This nighttime behavior of his with the armoire is new. I've read that Alzheimer's patients sometimes find it comforting to talk to their reflections. But sleep is at a premium at our place, so I'll probably have to cover the armoire mirrors at some point to avoid the distraction during sleep hours. Especially if he starts having conversations with himself.


Tuesday, August 8, 2017

Farewell, Glen Campbell

Glen Campbell died today. He was diagnosed with Alzheimer's 6 years ago, and he was 81 years old. Funny how hard I took it.

Mr. Campbell was a fixture of my youth, and his songs were part of its soundtrack. And so I felt a connection to him that was renewed when I heard of his illness. For the past couple of years, it seems he was always on my mind. I wondered when I would hear this news, as I'd read he wasn't doing well not that long ago. But you can't always rely on what you hear, so I took it with a grain of salt. And now this.

How can I not hear this news and compare it to our situation? Our families were seemingly on parallel paths, and now their battle is over. But ours goes on. I am not sure if I am relieved for his family, sad for them, grieving with them, or sad for us and dreading what's to come. Probably, it's all of the above.

My heart is heavy on so many levels, I don't even know where to start. But I know that someday, when we're all in Heaven, the pain will be over. There will be no more tears, no sorrow. Only joy in the presence of the King. So, maybe I'm also a bit jealous, Glen.
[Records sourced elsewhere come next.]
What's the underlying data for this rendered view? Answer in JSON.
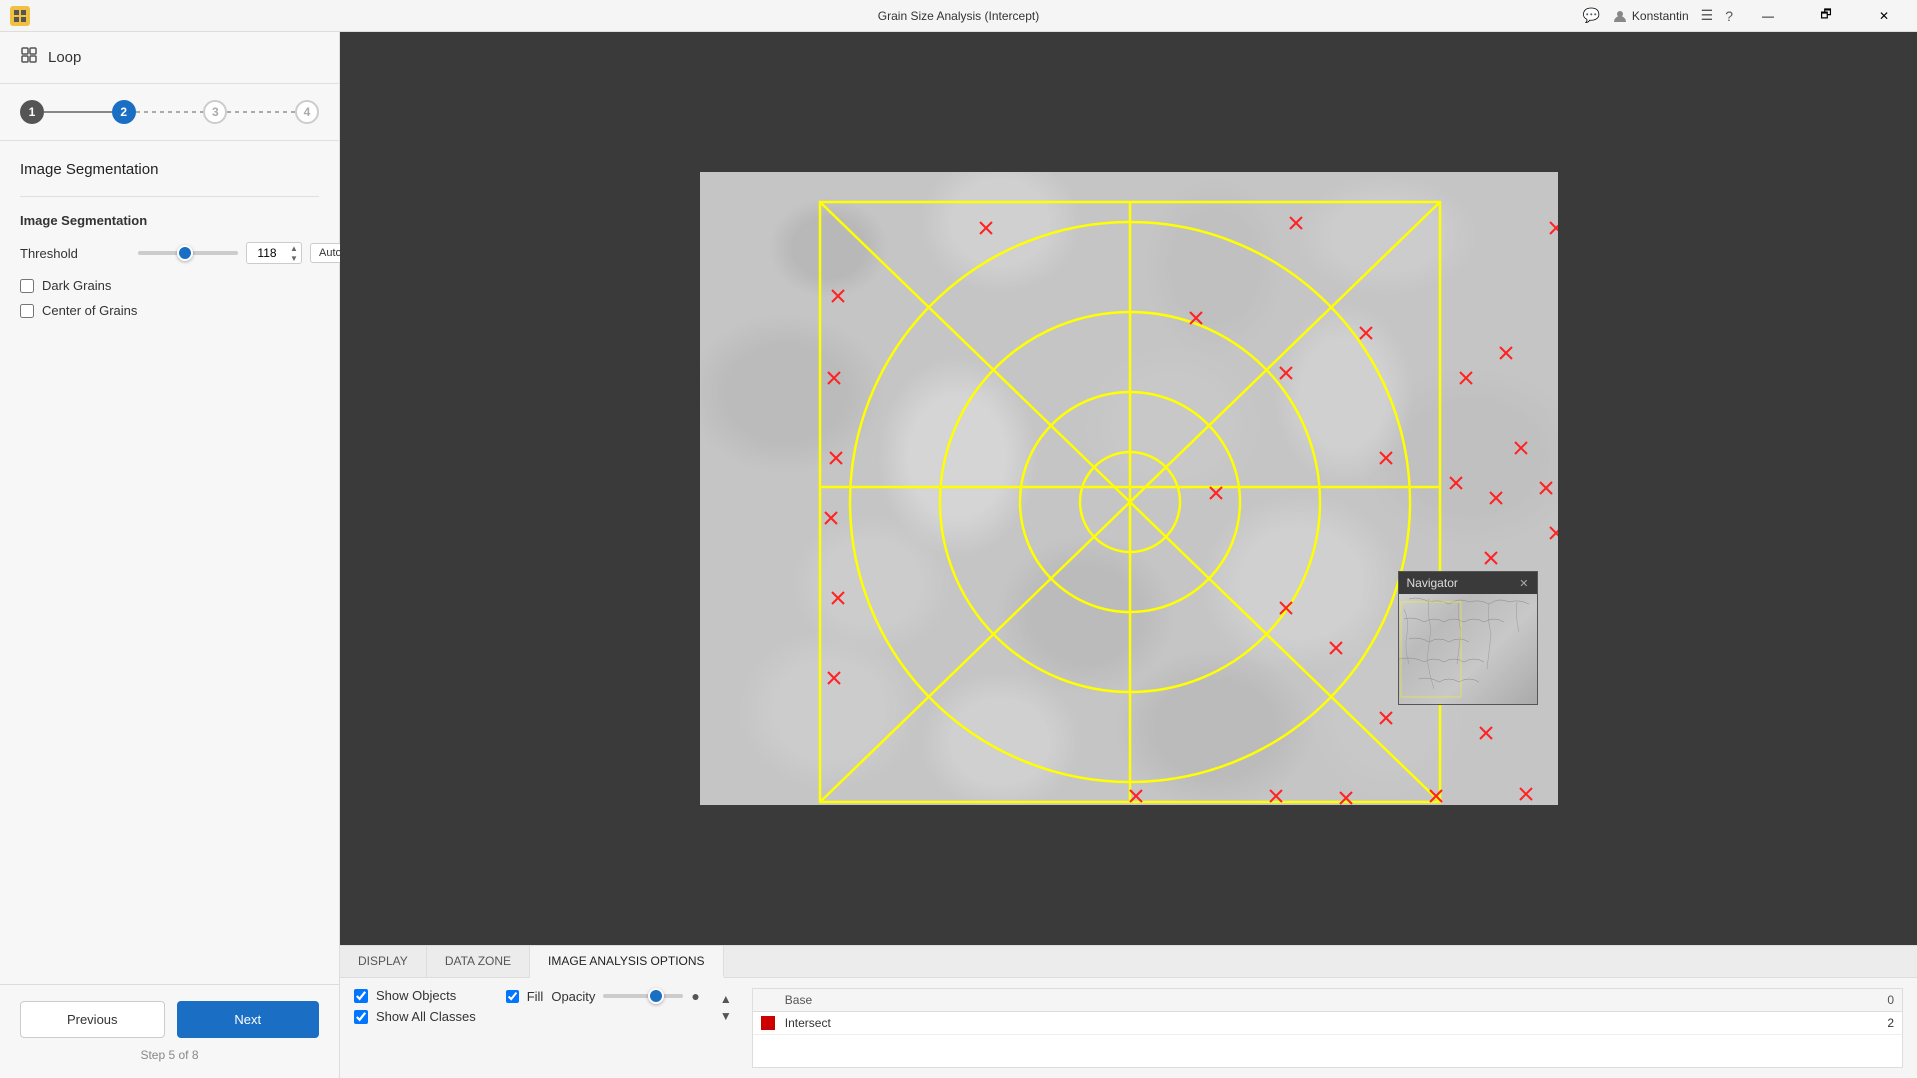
{
  "titlebar": {
    "title": "Grain Size Analysis (Intercept)",
    "user": "Konstantin",
    "home_icon": "⊞",
    "chat_icon": "💬",
    "menu_icon": "☰",
    "help_icon": "?",
    "min_icon": "—",
    "max_icon": "🗗",
    "close_icon": "✕"
  },
  "sidebar": {
    "loop_label": "Loop",
    "steps": [
      {
        "id": 1,
        "state": "done"
      },
      {
        "id": 2,
        "state": "active"
      },
      {
        "id": 3,
        "state": "pending"
      },
      {
        "id": 4,
        "state": "pending"
      }
    ],
    "page_title": "Image Segmentation",
    "section_title": "Image Segmentation",
    "threshold_label": "Threshold",
    "threshold_value": "118",
    "auto_btn": "Auto",
    "dark_grains_label": "Dark Grains",
    "center_of_grains_label": "Center of Grains",
    "prev_btn": "Previous",
    "next_btn": "Next",
    "step_info": "Step 5 of 8"
  },
  "tabs": [
    {
      "id": "display",
      "label": "DISPLAY",
      "active": false
    },
    {
      "id": "data-zone",
      "label": "DATA ZONE",
      "active": false
    },
    {
      "id": "image-analysis",
      "label": "IMAGE ANALYSIS OPTIONS",
      "active": true
    }
  ],
  "bottom": {
    "show_objects_label": "Show Objects",
    "show_all_classes_label": "Show All Classes",
    "fill_label": "Fill",
    "opacity_label": "Opacity",
    "class_table": {
      "col_name": "Base",
      "col_value": "0",
      "rows": [
        {
          "color": "#cc0000",
          "name": "Intersect",
          "value": "2"
        }
      ]
    }
  },
  "navigator": {
    "title": "Navigator",
    "close": "✕"
  }
}
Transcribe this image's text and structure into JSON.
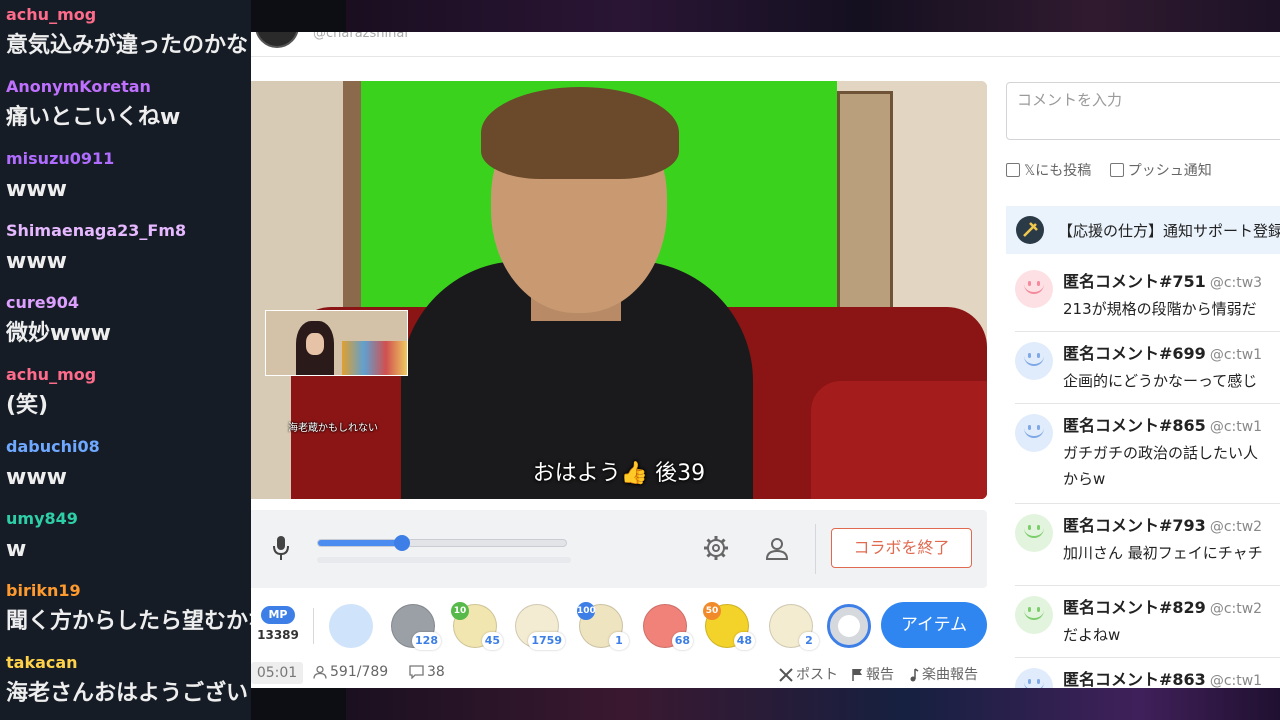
{
  "overlay_chat": [
    {
      "user": "achu_mog",
      "color": "#ff6b8a",
      "text": "意気込みが違ったのかな"
    },
    {
      "user": "AnonymKoretan",
      "color": "#c070ff",
      "text": "痛いとこいくねw"
    },
    {
      "user": "misuzu0911",
      "color": "#b06bff",
      "text": "www"
    },
    {
      "user": "Shimaenaga23_Fm8",
      "color": "#e6b8ff",
      "text": "www"
    },
    {
      "user": "cure904",
      "color": "#dda0ff",
      "text": "微妙www"
    },
    {
      "user": "achu_mog",
      "color": "#ff6b8a",
      "text": "(笑)"
    },
    {
      "user": "dabuchi08",
      "color": "#6fa8ff",
      "text": "www"
    },
    {
      "user": "umy849",
      "color": "#2ecfa8",
      "text": "w"
    },
    {
      "user": "birikn19",
      "color": "#ff9a2e",
      "text": "聞く方からしたら望むかな"
    },
    {
      "user": "takacan",
      "color": "#ffd24a",
      "text": "海老さんおはようございます"
    }
  ],
  "header": {
    "handle": "@charazshinai"
  },
  "video": {
    "pip_caption": "海老蔵かもしれない",
    "caption": "おはよう👍 後39"
  },
  "controls": {
    "volume_fraction": 0.34,
    "end_collab_label": "コラボを終了"
  },
  "items": {
    "mp_label": "MP",
    "mp_value": "13389",
    "list": [
      {
        "name": "smile-item",
        "color": "#cfe3fb",
        "count": ""
      },
      {
        "name": "coin-item",
        "color": "#9aa0a6",
        "count": "128"
      },
      {
        "name": "onigiri-item",
        "color": "#f2e6b0",
        "count": "45",
        "level": "10",
        "level_color": "#56b94a"
      },
      {
        "name": "bun-item",
        "color": "#f4ecd2",
        "count": "1759"
      },
      {
        "name": "onigiri-item-2",
        "color": "#efe4c0",
        "count": "1",
        "level": "100",
        "level_color": "#3d7fe6"
      },
      {
        "name": "pink-blob-item",
        "color": "#f0827a",
        "count": "68"
      },
      {
        "name": "yellow-bird-item",
        "color": "#f3d22a",
        "count": "48",
        "level": "50",
        "level_color": "#f08a2a"
      },
      {
        "name": "scroll-item",
        "color": "#f4ecd0",
        "count": "2"
      },
      {
        "name": "coin-ring-item",
        "color": "#3d7fe6",
        "count": ""
      }
    ],
    "item_button_label": "アイテム"
  },
  "footer": {
    "time": "05:01",
    "viewers": "591/789",
    "comments": "38",
    "post_label": "ポスト",
    "report_label": "報告",
    "music_report_label": "楽曲報告"
  },
  "comment_input": {
    "placeholder": "コメントを入力"
  },
  "checkboxes": {
    "x_post": "𝕏にも投稿",
    "push": "プッシュ通知"
  },
  "notice": {
    "text": "【応援の仕方】通知サポート登録"
  },
  "comments": [
    {
      "name": "匿名コメント#751",
      "id": "@c:tw3",
      "avatar_color": "#fde0e4",
      "smile_color": "#f58a9c",
      "lines": [
        "213が規格の段階から情弱だ"
      ]
    },
    {
      "name": "匿名コメント#699",
      "id": "@c:tw1",
      "avatar_color": "#e0ecfb",
      "smile_color": "#7fa8e6",
      "lines": [
        "企画的にどうかなーって感じ"
      ]
    },
    {
      "name": "匿名コメント#865",
      "id": "@c:tw1",
      "avatar_color": "#e0ecfb",
      "smile_color": "#7fa8e6",
      "lines": [
        "ガチガチの政治の話したい人",
        "からw"
      ]
    },
    {
      "name": "匿名コメント#793",
      "id": "@c:tw2",
      "avatar_color": "#e2f4de",
      "smile_color": "#7ccd6c",
      "lines": [
        "加川さん 最初フェイにチャチ"
      ]
    },
    {
      "name": "匿名コメント#829",
      "id": "@c:tw2",
      "avatar_color": "#e2f4de",
      "smile_color": "#7ccd6c",
      "lines": [
        "だよねw"
      ]
    },
    {
      "name": "匿名コメント#863",
      "id": "@c:tw1",
      "avatar_color": "#e0ecfb",
      "smile_color": "#7fa8e6",
      "lines": [
        ""
      ]
    }
  ]
}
Please say hi to my Mom and Daddy, if you happen to see them. If you're pickin' and a grinnin' with your buddies who have gone before you, I'm sure my folks will be in the audience. Thank you for sharing your gift of music with us.